Updated, 5 p.m.
Does your professor have their own Wikipedia page? Well congratulations!, a new study finds. That probably doesn’t mean anything important.
The Oxford University study, submitted for review to EPJ Data Science* late last week, found no meaningful correlation between an academic having their own entry on Wikipedia and being productive or prolific in their field. It also didn’t find a correlation between any major measure of Wikipedia success—the length of an entry, say, or the number of edits to that entry—and an academic’s prolificness.
In short, a scientist having their own Wikipedia entry means—to use a technical term—diddly squat.
To reach this conclusion, the study’s authors, Anna Samoilenko and Taha Yasseri, examined 400 biographical Wikipedia entries across four scientific disciplines: physics, biology, computer science, and “psychology and psychiatry.” They compared major metrics about those entries (such as page length) to the h-indexes of the researchers.
The h-index is an academic-specific measure, a way of measuring not just how many journal articles a researcher has written but how often each of those journal articles has been cited by other academics.
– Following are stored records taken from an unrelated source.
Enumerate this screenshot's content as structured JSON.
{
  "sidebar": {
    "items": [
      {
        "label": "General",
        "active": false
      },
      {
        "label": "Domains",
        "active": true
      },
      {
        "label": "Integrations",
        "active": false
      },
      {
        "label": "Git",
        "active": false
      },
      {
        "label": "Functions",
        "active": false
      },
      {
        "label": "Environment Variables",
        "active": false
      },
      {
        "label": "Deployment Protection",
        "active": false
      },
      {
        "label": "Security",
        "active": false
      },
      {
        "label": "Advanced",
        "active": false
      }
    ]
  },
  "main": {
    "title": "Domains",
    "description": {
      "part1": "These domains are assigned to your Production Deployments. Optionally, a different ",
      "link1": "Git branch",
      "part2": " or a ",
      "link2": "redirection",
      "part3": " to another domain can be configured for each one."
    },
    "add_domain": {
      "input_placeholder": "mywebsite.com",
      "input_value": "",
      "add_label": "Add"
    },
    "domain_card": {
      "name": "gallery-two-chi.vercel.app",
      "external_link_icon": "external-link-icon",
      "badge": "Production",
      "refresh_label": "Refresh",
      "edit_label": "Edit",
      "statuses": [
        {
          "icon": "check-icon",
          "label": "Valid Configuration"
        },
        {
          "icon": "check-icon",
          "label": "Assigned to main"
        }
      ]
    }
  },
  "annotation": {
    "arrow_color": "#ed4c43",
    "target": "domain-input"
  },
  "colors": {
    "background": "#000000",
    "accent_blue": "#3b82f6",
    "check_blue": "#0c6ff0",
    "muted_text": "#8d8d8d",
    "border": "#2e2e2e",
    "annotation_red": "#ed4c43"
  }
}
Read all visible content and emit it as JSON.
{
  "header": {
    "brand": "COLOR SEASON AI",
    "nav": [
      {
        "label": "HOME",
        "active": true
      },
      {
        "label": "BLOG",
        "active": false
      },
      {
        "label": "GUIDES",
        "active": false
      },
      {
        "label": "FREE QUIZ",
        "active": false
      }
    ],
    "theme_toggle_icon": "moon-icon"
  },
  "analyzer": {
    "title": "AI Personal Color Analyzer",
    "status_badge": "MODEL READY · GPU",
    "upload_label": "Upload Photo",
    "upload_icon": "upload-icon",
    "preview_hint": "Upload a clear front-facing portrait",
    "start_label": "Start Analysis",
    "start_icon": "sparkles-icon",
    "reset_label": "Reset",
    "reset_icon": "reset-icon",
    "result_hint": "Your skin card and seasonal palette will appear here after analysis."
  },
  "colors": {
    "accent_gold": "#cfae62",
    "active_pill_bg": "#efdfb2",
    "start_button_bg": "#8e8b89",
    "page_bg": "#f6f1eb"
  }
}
By comparing an individual academic’s h-index to the average h-index for the field in which they work, you can understand how important an individual academic’s work is to their discipline. An important researcher’s work will be higher than the field’s average h-index.